When it comes to NAFTA negotiations, bilateral negotiations are typically not as effective as their trilateral counterpart—but such is the state of American dominated trade politics. The results of Trump’s strong-arm tactics will soon be seen, for better or for worse. And the outcome of NAFTA could set a precedent for America’s other trade disputes, be it with Europe or China.

With limited reporting about the actual terms of the “U.S-Mexico Trade Agreement”, it’s important to note that there could still be a number of NAFTA issues that the U.S and Mexico have not come to terms with. Were details about the government procurement chapter left out because the chapter no longer exists, or simply because they don’t want to tell the public yet? One can only speculate. This is all to say that “Mexico stabbing Canada in the back” may be a bit preemptive to declare, especially when one considers the nuances of U.S-Mexico trade relations; it is the U.S who is taking Mexico to bat over minimum wage for automakers and auto rules of origin—not Canada. While coming to a consensus bilaterally may not be ideal in a trilateral trade agreement, it also not unreasonable to understand why Mexico and the U.S would seek to settle these issues on their own.

Even with uncertainty surrounding the future of free trade in the Northern hemisphere, the United States stands to benefit—investors may eye the gargantuan U.S. population (which far outnumbers Canada’s) and view it as a safer place to allocate their capital. After all, if trade agreements go completely awry, surely investing in a larger country could better guarantee one’s return on investment.

It begs the question if Trump is in any hurry to successfully renegotiate NAFTA at all.

Diageo Eyes Marijuana Sector As Constellation Brands Increased Investment in Leading Canadian Marijuana Producer Canopy Growth Corp.

 

Diageo (NYSE: DEO), the alcholic beverages behemoth that owns brands such as Smirnoff, Ciroc and many others, has created a frenzy in the marijuana sector following rumours that they were considering entering the cannabis market. With Diageo’s competitor Constellation Brands (NYSE: STZ)—another giant in the alcoholic beverages industry—recently investing a considerable $4 billion into marijuana producer Canopy Growth Corp., excitement surrounding Diageo’s strategic entry into the cannabis sector led the CMI (Canadian Marijuana Index) to shoot up as high as 757 before resting at 739, a market index level that hasn’t been seen since the index began to slump in March 2018.

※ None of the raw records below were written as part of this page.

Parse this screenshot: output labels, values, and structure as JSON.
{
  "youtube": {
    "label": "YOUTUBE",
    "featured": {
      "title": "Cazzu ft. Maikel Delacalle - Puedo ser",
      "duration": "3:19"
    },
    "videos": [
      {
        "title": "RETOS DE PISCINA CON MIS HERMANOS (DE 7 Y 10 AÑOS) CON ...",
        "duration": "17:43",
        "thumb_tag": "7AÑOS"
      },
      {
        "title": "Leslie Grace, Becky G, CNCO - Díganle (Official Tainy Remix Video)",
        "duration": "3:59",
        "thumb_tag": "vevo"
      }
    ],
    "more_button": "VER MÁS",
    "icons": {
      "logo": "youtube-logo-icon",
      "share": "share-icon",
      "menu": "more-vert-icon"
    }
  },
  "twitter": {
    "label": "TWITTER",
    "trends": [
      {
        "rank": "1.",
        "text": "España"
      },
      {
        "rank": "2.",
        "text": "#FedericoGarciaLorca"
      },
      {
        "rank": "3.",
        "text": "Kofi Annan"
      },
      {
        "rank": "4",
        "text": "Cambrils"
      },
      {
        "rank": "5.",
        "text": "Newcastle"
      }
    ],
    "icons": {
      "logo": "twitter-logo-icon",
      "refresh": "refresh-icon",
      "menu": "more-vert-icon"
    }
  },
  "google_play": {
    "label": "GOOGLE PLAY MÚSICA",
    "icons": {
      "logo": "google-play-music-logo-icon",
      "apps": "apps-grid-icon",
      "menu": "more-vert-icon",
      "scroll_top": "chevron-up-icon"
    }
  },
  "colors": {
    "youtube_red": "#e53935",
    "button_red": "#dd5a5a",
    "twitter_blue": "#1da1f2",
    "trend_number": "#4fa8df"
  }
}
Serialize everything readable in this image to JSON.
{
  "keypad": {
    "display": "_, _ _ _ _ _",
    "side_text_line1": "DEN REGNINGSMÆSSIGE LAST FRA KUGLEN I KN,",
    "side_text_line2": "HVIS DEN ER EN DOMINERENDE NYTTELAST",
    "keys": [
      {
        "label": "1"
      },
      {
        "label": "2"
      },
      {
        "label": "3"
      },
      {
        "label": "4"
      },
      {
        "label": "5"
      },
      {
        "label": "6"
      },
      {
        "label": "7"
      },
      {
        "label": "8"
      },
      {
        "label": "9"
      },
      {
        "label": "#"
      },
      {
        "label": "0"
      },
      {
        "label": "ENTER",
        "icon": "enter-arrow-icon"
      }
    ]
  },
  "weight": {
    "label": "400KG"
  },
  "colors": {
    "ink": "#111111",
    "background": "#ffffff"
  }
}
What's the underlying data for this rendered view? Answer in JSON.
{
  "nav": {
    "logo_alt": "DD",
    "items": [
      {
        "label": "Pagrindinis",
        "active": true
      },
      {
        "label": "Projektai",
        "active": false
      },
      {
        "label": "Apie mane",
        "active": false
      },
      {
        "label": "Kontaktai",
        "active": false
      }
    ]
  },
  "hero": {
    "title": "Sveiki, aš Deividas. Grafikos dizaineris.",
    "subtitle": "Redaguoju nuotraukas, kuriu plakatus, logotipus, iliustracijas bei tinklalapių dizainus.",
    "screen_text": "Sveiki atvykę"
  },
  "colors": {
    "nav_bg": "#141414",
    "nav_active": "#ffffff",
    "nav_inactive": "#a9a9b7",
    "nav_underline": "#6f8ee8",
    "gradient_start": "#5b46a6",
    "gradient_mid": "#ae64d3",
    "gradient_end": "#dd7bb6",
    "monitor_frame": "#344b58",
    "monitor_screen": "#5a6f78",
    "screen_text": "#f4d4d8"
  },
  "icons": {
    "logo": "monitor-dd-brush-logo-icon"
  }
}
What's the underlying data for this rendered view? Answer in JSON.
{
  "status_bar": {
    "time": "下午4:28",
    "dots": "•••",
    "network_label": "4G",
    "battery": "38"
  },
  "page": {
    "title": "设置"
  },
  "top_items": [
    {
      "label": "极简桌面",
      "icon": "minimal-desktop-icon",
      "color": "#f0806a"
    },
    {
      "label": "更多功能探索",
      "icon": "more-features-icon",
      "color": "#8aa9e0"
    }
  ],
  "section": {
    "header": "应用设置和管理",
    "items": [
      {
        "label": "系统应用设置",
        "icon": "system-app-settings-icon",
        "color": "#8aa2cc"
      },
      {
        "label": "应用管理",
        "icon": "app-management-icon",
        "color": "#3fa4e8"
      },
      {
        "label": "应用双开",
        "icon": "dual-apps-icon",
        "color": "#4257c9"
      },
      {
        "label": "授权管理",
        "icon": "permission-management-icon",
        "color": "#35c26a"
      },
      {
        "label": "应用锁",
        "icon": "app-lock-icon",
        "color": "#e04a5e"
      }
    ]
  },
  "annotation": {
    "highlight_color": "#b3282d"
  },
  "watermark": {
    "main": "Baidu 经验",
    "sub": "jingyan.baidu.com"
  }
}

At this point in time, Constellation Brands has effectively become a major influential shareholder of Canopy Growth Corp.; Constellation received 139.7 million new warrants with their $4 billion investment, and if these warrants were to be exercised in conjunction with the company’s existing warrants, Constellation’s ownership in Canopy would grow from approximately 38% to over 50%.

With the legalization date for marijuana in Canada fast approaching, it appears that history could be repeating itself—we may once again be witnessing an attempt by the Brits (Diageo) to stem American (Constellation) expansionism…

(See more here)

3 Of The Best Performing Dollar Active Stocks On The TSX Venture

 

1.  Great Bear Resources Ltd. (TSXV: GBR) 0.52 to 1.90 (+265.38%) — 10 Day Average Trading Volume: 1,052,999

On August 21, 2018, Great Bear Resources Ltd. was subject to an IIROC trading halt at the request of company pending news. Trading resumed the next day on the 22nd, only to once again be halted on the 23rd for the same reason. Trading resumed again on the 24th.

(See more here)

2. Amseco Exploration Ltd. (TSXV: AEL.H) 0.01 to 0.29 (+2800%) — 10 Day Average Trading Volume: 215,759

3.  SilverCrest Metals Inc. (TSXV: SIL) 2.87 to 3.16 (+10.10%) — 10 Day Average Trading Volume: 114,970

 

As NAFTA Update Nears, Trump Turns on WTO

 

Investors often took solace in the fact that even if the United States were to abandon NAFTA, the WTO would still stand… However it appears that not even the WTO (which ironically was spearheaded by the U.S. government over many decades) is safe from Trump’s trade tactics. But putting grim ‘what-if’s’ aside, this is certainly the closest we have been to any form of agreement on updating North America’s trilateral trade bloc—even if there are likely many more months of work ahead for NAFTA negotiators left.